Dr. Ellen Hendriksen (aka, the Savvy Psychologist) joins Nutrition Diva for a series on how food affects our moods. This week, can eating carbs give you a boost? How dangerous is it to "self-medicate" with food?
Can Eating Carbs Boost Your Mood?
SP: To an extent. A bowl of linguini won’t cure depression, but eating carbs can influence moods within an already-normal range, according to MIT biologist Dr. Judith Wurtman. She researches the effects of diet on serotonin, which is one of the neurotransmitters that affect mood, and serotonin’s precursor, tryptophan.
To boost those mood-enhancing neurotransmitters, Wurtman recommends eating 30 grams of carbs, around 140-145 calories, with negligible fat or protein. A problem is that many carb-only snacks aren’t super healthy. Dr. Wurtman recommends pasta, brown rice, or oatmeal. A banana would also work. But most of us, at 4pm, are probably reaching for a cookie or a handful of Skittles—not exactly the pinnacle of healthy choices. And 30 grams of brown rice probably isn’t available in your office vending machine.
That said, if you’re experiencing normal ups and downs, carbs can be helpful. For instance, a high-carb drink has been found to improve mood and concentration in women with PMS. But if you’re outside a normal range of moods—that is to say, if you have a depressive disorder, food is not a medical treatment. For example, even Dr. Wurtman found that a high carb drink was no different than placebo at treating diagnosed Seasonal Affective Disorder.

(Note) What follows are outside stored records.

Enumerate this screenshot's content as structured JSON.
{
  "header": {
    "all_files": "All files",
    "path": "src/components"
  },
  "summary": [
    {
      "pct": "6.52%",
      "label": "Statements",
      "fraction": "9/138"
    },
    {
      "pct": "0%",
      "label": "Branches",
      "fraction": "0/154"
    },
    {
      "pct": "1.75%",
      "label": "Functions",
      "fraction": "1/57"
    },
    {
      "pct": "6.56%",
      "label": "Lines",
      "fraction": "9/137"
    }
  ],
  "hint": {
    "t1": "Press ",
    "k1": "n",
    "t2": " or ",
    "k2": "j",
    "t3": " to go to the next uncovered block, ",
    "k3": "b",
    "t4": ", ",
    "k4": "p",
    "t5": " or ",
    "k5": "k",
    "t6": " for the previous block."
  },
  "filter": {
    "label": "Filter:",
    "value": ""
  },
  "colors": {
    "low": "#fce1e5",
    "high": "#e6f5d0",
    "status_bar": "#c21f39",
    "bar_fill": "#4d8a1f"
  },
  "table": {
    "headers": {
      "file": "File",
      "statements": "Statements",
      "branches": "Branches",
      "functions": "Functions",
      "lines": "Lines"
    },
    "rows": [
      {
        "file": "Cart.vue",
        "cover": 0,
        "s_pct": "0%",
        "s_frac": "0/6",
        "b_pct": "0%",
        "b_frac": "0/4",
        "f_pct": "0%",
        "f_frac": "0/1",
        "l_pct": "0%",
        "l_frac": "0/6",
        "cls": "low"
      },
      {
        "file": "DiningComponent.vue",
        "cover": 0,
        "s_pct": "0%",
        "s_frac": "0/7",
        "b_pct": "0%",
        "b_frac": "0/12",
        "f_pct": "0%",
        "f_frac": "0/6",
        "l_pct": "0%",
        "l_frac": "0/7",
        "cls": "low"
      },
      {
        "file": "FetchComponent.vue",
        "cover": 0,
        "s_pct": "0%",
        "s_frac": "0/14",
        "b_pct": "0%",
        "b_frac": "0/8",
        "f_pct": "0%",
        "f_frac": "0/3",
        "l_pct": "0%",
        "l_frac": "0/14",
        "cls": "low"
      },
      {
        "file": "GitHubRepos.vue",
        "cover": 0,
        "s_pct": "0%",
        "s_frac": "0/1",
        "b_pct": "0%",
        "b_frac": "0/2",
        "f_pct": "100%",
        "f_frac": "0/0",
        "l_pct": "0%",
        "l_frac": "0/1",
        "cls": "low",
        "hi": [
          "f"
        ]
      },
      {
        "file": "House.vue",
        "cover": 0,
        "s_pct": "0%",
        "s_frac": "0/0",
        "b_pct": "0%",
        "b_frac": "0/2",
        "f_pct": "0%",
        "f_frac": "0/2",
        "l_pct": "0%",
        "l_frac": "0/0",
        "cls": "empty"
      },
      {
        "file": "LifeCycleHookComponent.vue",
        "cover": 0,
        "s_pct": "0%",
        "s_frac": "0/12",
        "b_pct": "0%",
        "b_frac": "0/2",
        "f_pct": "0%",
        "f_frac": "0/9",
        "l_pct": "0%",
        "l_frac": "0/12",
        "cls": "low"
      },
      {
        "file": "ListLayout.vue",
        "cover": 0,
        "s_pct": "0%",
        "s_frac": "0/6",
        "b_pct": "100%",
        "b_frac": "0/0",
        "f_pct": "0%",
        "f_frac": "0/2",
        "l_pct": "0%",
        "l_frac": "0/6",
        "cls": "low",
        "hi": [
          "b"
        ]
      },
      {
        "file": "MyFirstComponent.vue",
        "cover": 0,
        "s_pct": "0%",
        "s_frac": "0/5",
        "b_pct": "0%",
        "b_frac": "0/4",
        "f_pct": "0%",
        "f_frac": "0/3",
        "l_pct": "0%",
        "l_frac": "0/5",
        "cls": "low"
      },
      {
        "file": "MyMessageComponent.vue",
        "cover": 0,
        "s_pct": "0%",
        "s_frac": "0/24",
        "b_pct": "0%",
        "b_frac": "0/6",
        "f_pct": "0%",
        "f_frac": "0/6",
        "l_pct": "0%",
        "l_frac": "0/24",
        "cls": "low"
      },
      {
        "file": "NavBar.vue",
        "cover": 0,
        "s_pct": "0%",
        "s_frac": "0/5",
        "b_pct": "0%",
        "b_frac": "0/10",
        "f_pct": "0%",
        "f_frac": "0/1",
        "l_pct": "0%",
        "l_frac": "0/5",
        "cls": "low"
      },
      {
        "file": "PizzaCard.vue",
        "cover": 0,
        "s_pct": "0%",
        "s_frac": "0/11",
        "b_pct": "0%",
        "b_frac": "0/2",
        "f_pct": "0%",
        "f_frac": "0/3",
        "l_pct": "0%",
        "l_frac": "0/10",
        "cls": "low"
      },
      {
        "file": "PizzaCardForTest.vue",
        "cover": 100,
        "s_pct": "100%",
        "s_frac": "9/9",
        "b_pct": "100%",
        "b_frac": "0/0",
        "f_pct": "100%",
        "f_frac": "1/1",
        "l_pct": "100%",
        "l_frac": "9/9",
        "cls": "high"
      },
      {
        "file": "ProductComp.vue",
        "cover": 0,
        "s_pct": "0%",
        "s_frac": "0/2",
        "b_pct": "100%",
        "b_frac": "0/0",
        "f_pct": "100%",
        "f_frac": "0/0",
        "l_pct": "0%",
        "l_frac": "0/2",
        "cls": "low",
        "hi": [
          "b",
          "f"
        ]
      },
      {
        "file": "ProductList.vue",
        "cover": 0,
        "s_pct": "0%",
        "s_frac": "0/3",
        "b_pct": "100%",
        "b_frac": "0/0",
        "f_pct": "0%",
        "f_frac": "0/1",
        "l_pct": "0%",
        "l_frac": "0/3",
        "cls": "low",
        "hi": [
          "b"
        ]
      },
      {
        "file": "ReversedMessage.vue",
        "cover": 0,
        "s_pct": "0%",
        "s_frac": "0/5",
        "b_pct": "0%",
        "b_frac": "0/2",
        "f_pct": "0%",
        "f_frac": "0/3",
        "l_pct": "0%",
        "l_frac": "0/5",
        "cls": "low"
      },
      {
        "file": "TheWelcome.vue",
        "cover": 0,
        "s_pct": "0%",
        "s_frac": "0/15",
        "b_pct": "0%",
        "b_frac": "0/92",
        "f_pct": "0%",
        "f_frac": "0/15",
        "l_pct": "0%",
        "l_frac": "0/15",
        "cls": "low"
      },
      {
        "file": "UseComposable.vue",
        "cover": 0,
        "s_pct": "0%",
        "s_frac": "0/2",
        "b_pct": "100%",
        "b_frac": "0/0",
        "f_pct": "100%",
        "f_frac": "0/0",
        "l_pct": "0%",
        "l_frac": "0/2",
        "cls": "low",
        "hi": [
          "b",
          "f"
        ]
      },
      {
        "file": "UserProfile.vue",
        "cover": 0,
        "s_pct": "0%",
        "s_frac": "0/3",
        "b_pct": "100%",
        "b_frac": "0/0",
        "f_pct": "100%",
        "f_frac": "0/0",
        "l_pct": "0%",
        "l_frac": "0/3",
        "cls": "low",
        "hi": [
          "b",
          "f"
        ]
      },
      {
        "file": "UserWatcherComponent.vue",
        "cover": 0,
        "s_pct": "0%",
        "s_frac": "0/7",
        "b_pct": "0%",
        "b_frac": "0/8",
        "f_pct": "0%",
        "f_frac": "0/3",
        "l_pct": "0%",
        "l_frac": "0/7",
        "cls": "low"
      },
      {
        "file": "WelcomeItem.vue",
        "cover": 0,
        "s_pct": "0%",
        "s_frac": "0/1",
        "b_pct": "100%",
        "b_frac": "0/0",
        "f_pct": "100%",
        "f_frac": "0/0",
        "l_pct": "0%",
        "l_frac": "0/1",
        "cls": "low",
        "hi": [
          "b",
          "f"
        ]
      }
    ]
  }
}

Aerobic exercise, exposure to sunshine, doing a nice favor for someone, or even simply smiling, are all proven ways to boost your mood.
ND: That’s a fascinating line of research. If only it were more helpful for people with actual mood disorders! But for those who are simply experiencing normal ups and downs, I’m not sure the benefits of the high-carb snack outweigh the possible downsides. Even if a dose of carbs offers a temporary lift, I usually recommend a more balanced snack, including some protein and fats, to prevent a drop in energy (and an increase in hunger) an hour or two later.
SP: Yes, I’ve been listening to your show for a while and I suspected you might say that! Fortunately, carbs are not the only way to boost those mood-enhancing neurotransmitters.
If you need a quick way to enhance your mood, a few minutes of aerobic exercise like a quick walk or even some jumping jacks in your office, exposure to sunshine, doing a nice favor for someone, or even simply smiling, are all proven ways to boost your mood. So maybe a balanced snack, followed by a brisk walk in the sunshine, and then holding the door open for a senior citizen, is the best of all worlds?
ND: I’m with you, Ellen. And when we continue our conversation later this week on the Savvy Psychologist show, we’ll talk more about how being in a good mood can help you make healthier diet choices and other aspects of the food/mood connection.
Next week, Ellen will return to the Nutrition Diva show to talk about nutrients that help fight depression and how psychology can help you lose weight. Thanks again, Dr. Hendriksen, for being with us today. Check out her wonderful show at quickanddirtytips.com/savvy-psychologist.
Do Carbs Keep You Sane? (Emily Kane, MD, for Psychology Today)
Mischoulon, D., Pedrelli, P., Wurtman, J., Vangel, M. & Wurtman, R. (2010). Report of two double-blind randomized placebo-controlled pilot studies of a carbohydrate-rich nutrient mixture for treatment of seasonal affective disorder (SAD). CNS Neuroscience & Therapeutics, 16, 13-24.
Sayegh, R., Schiff, I., Wurtman, J., Spiers, P., McDermott, J., Wurtman, R. (1995). The effect of a carbohydrate-rich beverage on mood, appetite, and cognitive function in women with premenstrual syndrome. Obstetrics & Gynecology, 86, 520-8.